Recovery plans reflect government’s erratic performance
02 July, 2020
Chancellor Rishi Sunak
THE Leicester lockdown is likely to be among the first of many flare-ups that will disfigure our lives for some time to come.
It is likely to take many months to produce a vaccine and even then Covid 19 virus will prove an elusive victim, according to scientists. They of course have differing opinions but several who were publicly supportive of the government are now seen less in public.
The government rallied to the economy at the outbreak of the pandemic and has so far kept the economy afloat – just.
In the absence of the next steps, it governs by “announcements”, seeking headlines for various projects, many of which do not amount to a great deal – the planned expenditure on roads or hospitals will not materially affect things.

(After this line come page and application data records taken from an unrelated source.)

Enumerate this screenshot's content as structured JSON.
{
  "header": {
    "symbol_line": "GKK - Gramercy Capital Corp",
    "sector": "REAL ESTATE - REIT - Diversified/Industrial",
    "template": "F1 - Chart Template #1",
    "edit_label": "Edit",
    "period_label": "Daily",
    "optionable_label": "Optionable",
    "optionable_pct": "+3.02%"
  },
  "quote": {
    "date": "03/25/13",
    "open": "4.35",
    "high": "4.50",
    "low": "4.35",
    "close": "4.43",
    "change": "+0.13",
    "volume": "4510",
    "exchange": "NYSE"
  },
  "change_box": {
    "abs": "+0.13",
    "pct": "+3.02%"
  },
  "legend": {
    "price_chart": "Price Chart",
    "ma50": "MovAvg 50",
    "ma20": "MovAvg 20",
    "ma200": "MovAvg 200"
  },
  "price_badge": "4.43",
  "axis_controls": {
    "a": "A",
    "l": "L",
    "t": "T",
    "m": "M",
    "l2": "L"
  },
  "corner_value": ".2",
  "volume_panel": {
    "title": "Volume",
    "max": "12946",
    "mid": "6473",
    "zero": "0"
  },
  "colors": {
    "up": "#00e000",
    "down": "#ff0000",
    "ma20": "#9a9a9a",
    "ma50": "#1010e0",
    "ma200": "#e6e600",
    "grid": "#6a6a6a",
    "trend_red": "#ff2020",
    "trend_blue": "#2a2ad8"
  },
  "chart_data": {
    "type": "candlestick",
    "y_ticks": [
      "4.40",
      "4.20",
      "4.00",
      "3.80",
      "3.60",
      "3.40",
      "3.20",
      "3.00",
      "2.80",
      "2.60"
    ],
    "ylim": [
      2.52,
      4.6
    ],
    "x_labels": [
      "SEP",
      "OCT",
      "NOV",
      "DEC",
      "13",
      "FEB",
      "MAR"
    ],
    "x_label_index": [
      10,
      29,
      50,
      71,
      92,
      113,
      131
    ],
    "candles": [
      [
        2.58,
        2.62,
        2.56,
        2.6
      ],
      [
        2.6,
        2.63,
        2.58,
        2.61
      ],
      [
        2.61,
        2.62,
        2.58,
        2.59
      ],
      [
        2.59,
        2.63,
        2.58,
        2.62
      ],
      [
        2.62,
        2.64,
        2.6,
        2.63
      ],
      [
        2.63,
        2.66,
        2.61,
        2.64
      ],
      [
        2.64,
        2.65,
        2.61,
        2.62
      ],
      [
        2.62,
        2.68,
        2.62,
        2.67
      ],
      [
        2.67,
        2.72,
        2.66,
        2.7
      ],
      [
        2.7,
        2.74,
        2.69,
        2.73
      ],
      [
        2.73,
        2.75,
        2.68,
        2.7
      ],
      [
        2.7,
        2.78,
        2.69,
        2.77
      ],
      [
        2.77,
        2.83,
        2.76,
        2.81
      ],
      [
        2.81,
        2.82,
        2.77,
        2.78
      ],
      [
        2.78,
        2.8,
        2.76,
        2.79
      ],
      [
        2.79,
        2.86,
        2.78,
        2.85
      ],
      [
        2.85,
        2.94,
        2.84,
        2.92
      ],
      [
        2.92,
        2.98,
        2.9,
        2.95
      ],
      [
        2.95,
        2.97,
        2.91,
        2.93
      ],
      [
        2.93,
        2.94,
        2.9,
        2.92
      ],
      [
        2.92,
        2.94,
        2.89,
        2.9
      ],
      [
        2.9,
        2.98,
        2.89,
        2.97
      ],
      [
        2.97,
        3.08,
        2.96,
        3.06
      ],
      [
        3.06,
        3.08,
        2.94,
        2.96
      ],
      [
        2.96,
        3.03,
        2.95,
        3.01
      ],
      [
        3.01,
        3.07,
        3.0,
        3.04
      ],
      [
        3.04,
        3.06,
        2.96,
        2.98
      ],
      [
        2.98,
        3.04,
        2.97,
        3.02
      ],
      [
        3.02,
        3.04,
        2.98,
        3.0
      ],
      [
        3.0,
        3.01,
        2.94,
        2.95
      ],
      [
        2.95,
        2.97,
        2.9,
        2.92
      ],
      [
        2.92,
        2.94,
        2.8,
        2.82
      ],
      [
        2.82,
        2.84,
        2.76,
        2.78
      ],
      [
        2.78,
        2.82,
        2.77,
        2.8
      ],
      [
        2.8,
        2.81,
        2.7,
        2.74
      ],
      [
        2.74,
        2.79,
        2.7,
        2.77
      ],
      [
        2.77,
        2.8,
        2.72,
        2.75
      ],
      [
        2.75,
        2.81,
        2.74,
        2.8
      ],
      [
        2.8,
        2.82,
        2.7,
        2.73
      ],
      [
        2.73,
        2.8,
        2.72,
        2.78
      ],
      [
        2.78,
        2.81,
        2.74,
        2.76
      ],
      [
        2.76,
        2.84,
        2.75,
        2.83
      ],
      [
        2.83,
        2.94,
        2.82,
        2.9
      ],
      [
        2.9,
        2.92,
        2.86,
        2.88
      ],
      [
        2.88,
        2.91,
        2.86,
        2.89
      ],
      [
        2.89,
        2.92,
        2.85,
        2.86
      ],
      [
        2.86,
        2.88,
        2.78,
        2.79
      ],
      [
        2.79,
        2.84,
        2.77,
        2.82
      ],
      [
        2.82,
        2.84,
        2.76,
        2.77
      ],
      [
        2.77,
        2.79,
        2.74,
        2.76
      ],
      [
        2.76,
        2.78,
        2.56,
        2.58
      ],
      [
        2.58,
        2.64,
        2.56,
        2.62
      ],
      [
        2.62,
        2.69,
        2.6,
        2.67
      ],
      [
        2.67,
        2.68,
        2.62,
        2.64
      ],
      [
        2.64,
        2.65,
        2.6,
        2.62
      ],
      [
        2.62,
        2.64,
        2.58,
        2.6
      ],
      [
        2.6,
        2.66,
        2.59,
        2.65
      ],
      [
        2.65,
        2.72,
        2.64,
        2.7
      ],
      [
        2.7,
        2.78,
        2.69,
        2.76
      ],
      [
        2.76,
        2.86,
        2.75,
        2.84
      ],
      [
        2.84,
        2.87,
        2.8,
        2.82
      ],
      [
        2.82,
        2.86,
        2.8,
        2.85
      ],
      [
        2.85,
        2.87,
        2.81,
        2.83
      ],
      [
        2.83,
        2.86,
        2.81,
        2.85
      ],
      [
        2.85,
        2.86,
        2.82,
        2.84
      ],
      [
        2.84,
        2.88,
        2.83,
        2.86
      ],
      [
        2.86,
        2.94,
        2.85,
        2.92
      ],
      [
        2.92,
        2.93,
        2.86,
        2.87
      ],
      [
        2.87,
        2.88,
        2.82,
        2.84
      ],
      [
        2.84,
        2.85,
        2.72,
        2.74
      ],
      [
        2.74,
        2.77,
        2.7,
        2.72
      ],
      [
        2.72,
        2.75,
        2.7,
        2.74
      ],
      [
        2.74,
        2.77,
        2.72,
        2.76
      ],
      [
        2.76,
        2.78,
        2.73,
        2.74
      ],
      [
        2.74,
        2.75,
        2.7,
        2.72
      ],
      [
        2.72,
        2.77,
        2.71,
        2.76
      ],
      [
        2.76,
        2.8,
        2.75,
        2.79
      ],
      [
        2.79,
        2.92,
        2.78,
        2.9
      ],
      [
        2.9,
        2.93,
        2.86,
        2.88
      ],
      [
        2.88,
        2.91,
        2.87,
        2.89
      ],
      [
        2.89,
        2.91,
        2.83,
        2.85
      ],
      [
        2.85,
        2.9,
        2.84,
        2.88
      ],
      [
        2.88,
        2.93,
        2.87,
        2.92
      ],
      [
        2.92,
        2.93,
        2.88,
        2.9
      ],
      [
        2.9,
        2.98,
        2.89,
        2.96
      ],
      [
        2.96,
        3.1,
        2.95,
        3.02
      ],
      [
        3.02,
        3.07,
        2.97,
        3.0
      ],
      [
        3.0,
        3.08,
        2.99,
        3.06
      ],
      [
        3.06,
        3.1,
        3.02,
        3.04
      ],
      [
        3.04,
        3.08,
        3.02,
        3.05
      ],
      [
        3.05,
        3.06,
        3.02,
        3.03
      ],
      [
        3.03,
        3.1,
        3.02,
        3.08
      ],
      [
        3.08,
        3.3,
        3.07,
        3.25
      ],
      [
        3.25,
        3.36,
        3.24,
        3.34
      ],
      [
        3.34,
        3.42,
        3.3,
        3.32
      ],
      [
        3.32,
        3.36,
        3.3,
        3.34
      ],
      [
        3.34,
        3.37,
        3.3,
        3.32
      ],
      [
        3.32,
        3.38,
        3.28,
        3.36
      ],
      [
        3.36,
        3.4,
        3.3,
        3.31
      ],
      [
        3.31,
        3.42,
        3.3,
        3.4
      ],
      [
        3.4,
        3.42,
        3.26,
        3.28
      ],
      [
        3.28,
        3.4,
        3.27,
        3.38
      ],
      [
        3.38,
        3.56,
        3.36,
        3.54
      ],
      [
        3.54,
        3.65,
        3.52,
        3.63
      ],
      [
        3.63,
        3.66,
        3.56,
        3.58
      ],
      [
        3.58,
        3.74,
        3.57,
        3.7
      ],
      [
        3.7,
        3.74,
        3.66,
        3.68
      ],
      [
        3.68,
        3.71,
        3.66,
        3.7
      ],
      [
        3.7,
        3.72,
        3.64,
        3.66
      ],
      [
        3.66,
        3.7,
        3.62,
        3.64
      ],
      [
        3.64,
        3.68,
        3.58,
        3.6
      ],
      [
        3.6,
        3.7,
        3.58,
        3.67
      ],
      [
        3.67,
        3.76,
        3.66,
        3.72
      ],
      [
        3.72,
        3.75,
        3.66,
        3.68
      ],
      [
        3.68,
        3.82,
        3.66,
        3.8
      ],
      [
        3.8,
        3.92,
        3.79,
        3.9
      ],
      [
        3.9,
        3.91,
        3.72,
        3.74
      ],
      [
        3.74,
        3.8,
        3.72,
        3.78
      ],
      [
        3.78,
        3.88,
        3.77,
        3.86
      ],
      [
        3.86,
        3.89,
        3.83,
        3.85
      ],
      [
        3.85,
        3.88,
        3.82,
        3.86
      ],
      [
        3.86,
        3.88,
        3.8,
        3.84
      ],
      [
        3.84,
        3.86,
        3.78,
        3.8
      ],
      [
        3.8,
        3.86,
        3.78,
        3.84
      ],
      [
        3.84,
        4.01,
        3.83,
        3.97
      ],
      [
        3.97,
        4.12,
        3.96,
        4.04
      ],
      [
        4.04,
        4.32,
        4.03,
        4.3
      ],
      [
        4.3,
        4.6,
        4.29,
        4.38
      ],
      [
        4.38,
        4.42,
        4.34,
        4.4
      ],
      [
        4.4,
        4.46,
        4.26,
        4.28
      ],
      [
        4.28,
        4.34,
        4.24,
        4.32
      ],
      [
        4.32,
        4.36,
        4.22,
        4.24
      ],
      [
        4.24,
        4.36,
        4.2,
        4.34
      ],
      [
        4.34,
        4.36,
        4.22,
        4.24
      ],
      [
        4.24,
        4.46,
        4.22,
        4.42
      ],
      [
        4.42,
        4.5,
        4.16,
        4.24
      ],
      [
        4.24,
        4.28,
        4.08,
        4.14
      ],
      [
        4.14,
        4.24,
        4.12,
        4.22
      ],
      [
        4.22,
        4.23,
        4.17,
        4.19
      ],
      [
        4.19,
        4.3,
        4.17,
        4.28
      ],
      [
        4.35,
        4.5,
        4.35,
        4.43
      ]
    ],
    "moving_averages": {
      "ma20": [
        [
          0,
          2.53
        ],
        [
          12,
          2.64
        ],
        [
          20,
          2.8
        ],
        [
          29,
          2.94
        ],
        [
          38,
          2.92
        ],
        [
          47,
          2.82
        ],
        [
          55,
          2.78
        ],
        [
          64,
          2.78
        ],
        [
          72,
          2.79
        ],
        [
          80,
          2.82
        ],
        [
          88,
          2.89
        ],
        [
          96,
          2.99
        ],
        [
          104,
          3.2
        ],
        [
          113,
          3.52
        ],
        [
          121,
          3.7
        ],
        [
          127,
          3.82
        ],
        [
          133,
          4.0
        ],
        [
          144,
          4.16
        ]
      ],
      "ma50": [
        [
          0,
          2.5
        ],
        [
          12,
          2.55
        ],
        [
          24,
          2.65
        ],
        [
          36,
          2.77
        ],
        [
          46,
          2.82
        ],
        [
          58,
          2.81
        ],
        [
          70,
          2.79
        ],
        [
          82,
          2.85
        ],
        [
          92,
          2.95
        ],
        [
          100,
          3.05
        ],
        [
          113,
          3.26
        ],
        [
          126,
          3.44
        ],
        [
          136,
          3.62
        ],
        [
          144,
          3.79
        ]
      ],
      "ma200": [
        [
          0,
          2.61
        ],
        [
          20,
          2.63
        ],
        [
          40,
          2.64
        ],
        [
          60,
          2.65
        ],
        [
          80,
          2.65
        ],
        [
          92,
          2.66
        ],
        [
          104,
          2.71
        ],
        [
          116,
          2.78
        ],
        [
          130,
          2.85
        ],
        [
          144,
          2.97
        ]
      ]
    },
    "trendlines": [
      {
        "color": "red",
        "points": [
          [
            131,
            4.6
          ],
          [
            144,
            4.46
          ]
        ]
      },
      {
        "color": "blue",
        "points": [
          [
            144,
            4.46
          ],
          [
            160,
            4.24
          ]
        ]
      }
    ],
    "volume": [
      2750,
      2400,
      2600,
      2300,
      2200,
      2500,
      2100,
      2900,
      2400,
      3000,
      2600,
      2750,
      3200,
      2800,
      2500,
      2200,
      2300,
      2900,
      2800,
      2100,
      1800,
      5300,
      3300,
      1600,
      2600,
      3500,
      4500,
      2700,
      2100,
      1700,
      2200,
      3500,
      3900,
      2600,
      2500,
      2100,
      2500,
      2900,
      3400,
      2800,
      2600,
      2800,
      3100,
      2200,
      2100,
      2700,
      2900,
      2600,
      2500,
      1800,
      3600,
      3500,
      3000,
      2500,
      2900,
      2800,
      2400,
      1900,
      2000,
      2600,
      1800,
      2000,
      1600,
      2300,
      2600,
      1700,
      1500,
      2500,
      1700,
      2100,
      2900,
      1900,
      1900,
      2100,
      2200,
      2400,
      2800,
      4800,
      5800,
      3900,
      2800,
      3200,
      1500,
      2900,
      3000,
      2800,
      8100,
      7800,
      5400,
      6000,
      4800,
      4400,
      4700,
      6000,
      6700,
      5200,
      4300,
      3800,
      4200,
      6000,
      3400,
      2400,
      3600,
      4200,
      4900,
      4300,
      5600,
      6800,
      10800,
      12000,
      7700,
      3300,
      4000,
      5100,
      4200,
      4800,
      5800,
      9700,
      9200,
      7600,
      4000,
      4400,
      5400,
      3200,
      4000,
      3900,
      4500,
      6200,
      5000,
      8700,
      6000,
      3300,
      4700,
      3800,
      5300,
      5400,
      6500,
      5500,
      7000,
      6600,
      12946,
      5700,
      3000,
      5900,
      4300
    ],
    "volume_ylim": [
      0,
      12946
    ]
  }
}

Its more grandiose plans for the northern regions will take years to come into effect – and much of the skilled labour will come from outside the UK which has neglected its manufacturing base for 30 years.
Jobs and housing – these are the two main missing links in the chain. Companies are preparing to lay off staff once their furloughed pay comes to an end at the end of October.
Employment could be boosted by a housing drive but we shall see whether it is aired in a sort of Keynesian state intervention programme in the Chancellor’s autumn budget.
In the meantime rents remain staggeringly high in Camden and central London while little land is available for development. The government opposes any form of rent control. The council does its best but is limited by falling funds from Whitehall and tight centralised controls.
According to the latest figures from the Office of National Statistics, future demand will be for studio or one bedroom units as a diminishing child population will mean fewer families.
In the battle to defeat the virus, the victims in the front line are black and Asian workers – in hospitals, shops and transport. Councillors sent a message from the town hall this week underlining this reality which is recognised by the government.
But what can the council do with its limited powers?
The media plays up the need to get Britain back to work which means it tends to play down the dangers of the virus.
Hence, it was caught unawares by the Leicester outbreak though non-government scientists have been repeatedly warning this was bound to happen. They were amazed, in a YouTube broadcast this week, that the government had managed to make pubs safe before schools were secure for children.
To them, it summed up the topsy-turvy performance of the government.